To my logical, rational mind, permaculture is the only future that makes sense. There are too many things happening in the world that don’t make any sense. Together we can make a difference; so let’s do that.

Best wishes on your Permaculture journey,
Are you holding an event for the International Day of Permaculture on 5th May 2019?  Then share it here!

Permaculture West are currently seeking old stories, information, photos and articles about Permaculture in Perth over the last 40 Years.  We are in the process of collating information to share openly on our PermacultureWest website and at the upcoming Perth Permaculture Festival - Celebrating 40 Years in August 2019.

Courtesy of Frank and Susan Hartley, who we are very grateful for their generosity as they have donated their original copies of the PAWA Newsletter, dating back to Volume 1, Issue 1 in November 1978!   We hope you enjoy this excerpt from Volume II - IV September 1980!  We will be collating the collection and uploading to our website in the next couple of months.

Are YOU a Permaculture Designer?
Or! Do you know someone who is? 

We want to know WHO YOU ARE! 

And! If you are a member of Permaculture West (PAWA)  we are in the process of establishing a directory on our website and we want to showcase you and your services for FREE!  So if you are a member, and you are a designer or operating a business aligned with Permaculture we want to help promote you!  Contact us today to register your details at

Are you running a course or training program related to Permaculture in the coming months ahead?  Email Tamara at by the 15th day of the month to be included in our next issue.
AUD $25.00 AUD $22.50

This book charts a history of the first three decades of permaculture, through the personal stories of Australian permaculturists. From permaculture co-originator David Holmgren, to ABC TV’s Gardening Australia presenter Josh Byrne, the authors span the generations and the continent. Also available as an eBook for $14.00

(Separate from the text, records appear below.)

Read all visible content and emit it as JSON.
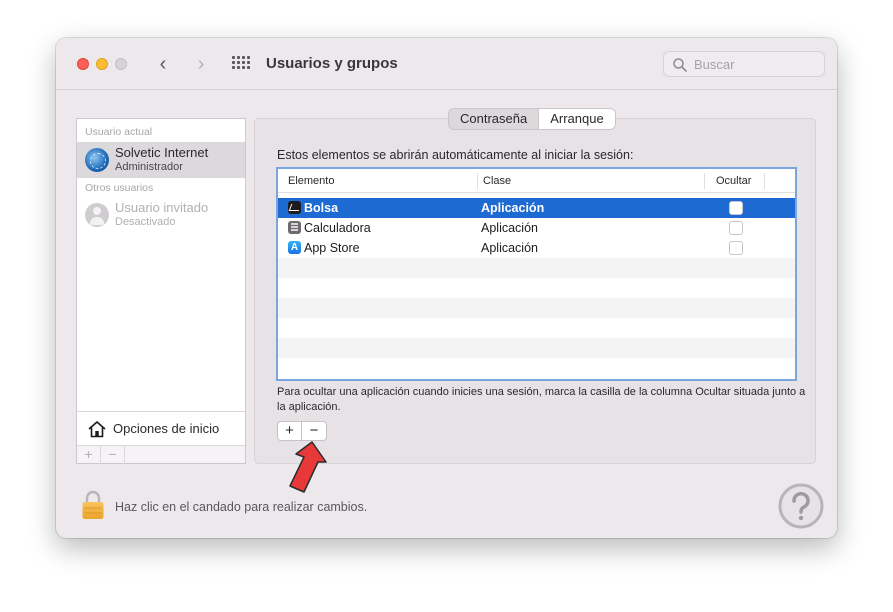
{
  "window": {
    "title": "Usuarios y grupos",
    "search_placeholder": "Buscar"
  },
  "sidebar": {
    "current_user_label": "Usuario actual",
    "current_user": {
      "name": "Solvetic Internet",
      "role": "Administrador"
    },
    "other_users_label": "Otros usuarios",
    "other_users": [
      {
        "name": "Usuario invitado",
        "role": "Desactivado"
      }
    ],
    "login_options_label": "Opciones de inicio",
    "add_symbol": "+",
    "remove_symbol": "−"
  },
  "tabs": [
    {
      "label": "Contraseña",
      "active": false
    },
    {
      "label": "Arranque",
      "active": true
    }
  ],
  "main": {
    "description": "Estos elementos se abrirán automáticamente al iniciar la sesión:",
    "columns": {
      "item": "Elemento",
      "class": "Clase",
      "hide": "Ocultar"
    },
    "rows": [
      {
        "name": "Bolsa",
        "class": "Aplicación",
        "icon": "stocks-icon",
        "selected": true,
        "hidden": false
      },
      {
        "name": "Calculadora",
        "class": "Aplicación",
        "icon": "calculator-icon",
        "selected": false,
        "hidden": false
      },
      {
        "name": "App Store",
        "class": "Aplicación",
        "icon": "app-store-icon",
        "selected": false,
        "hidden": false
      }
    ],
    "hint": "Para ocultar una aplicación cuando inicies una sesión, marca la casilla de la columna Ocultar situada junto a la aplicación.",
    "add_symbol": "+",
    "remove_symbol": "−"
  },
  "footer": {
    "lock_text": "Haz clic en el candado para realizar cambios."
  },
  "colors": {
    "selection": "#1d6ad3",
    "table_focus_ring": "#7ba5de",
    "annotation_arrow": "#e8393a"
  }
}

Also available as part of bulk orders at

Pip Permaculture Podcast #19 Native Bees with Dr Megan Halcroft

Native bees are an important part of our garden’s ecosystems. In this podcast Pip Magazine editor Robyn Rosenfeldt talks with Dr Megan Halcroft about what role they play in our gardens and what we can do to support them. We learn what are the best plants to grow to attract them and how to create habitat for them to live in.  Listen in on the podcast here

Dr Megan Halcroft runs Bees Business. To find out more about how to support native bees in your garden, including what plants to grow, go to

To read more about native bees and how to create a native bee garden, check out issue 13 of Pip Magazine.


Remember that you can get a 10% discount on all new subscriptions, just use the voucher PCWEST10 at check out! 

Know of a great workshop coming up? Or a permablitz near your place? Is your garden looking fabulous or are you’re just bursting to share photos of your community or school garden? Would you like to introduce your Permaculture business? Would you like to connect with local community gardens in your area?
Well we would
LOVE LOVE! to hear from you!  

And! Your input is what really makes this monthly eNews special and relevant to local readers here in Western Australia. Plus! It helps us showcase all the great stuff we’ve got going on to readers from other parts of the world too. 

So! Don't be shy! Send your updates, sharing or questions today to Tamara today:
Copyright © 2019. Permaculture West. All rights reserved.

Our mailing address is:

unsubscribe from this list   |   update subscription preferences 


This email was sent to <<Email Address>>
why did I get this?    unsubscribe from this list    update subscription preferences
PermacultureWest · PO Box 62 · Karrinyup, WA 6921 · Australia

Email Marketing Powered by Mailchimp